Date: September 22, 2011
Creator: Nitao, J J; Camp, D W; Buscheck, T A; White, J A; Burton, G C; Wagoner, J L et al.
Partner: UNT Libraries Government Documents Department

Initial source and site characterization studies for the U. C. San Diego campus

Description: The basic approach of the Campus Laboratory Collaboration (CLC) project is to combine the substantial expertise that exists within the University of California (UC) system in geology, seismology, geotechnical engineering, and structural engineering to evaluate the effects of large earthquakes on UC facilities. These estimates draw upon recent advances in hazard assessment, seismic wave propagation modeling in rocks and soils, dynamic soil testing, and structural dynamics. The UC campuses currently chosen for applications of our integrated methodology are Riverside, San Diego, and Santa Barbara. The basic procedure is first to identify possible earthquake source regions and local campus site conditions that may affect estimates of strong ground motion. Combined geological , geophysical, and geotechnical studies are conducted to characterize each campus with specific focus on the location of particular target buildings of special interest to the campus administrators. The project will then drill and log deep boreholes next to the target structure, to provide direct in-situ measurements of subsurface material properties and to install uphole and downhole 3-component seismic sensors capable of recording both weak and strong motions. The boreholes provide access to deeper materials, below the soil layers, that have relatively high seismic shear-wave velocities. Analysis of conjugate downhole and uphole records provides a basis for optimizing the representation of the low-strain response of the sites. Earthquake rupture scenarios of identified causative faults are combined with the earthquake records and nonlinear soil models to provide site-specific estimates of strong motions at the selected target locations. The predicted ground motions are then used as input to the dynamic analysis of the buildings.

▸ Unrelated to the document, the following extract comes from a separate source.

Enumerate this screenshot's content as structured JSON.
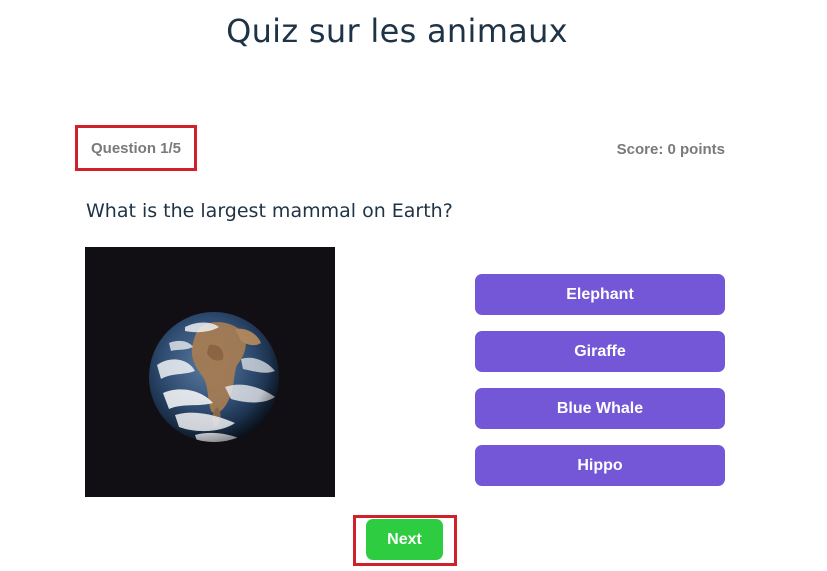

Date: July 1, 1999
Creator: Day, S.; Erick, F.; Heuze, F.E.; Mellors, R.; Minster, B.; Park, S. et al.
Partner: UNT Libraries Government Documents Department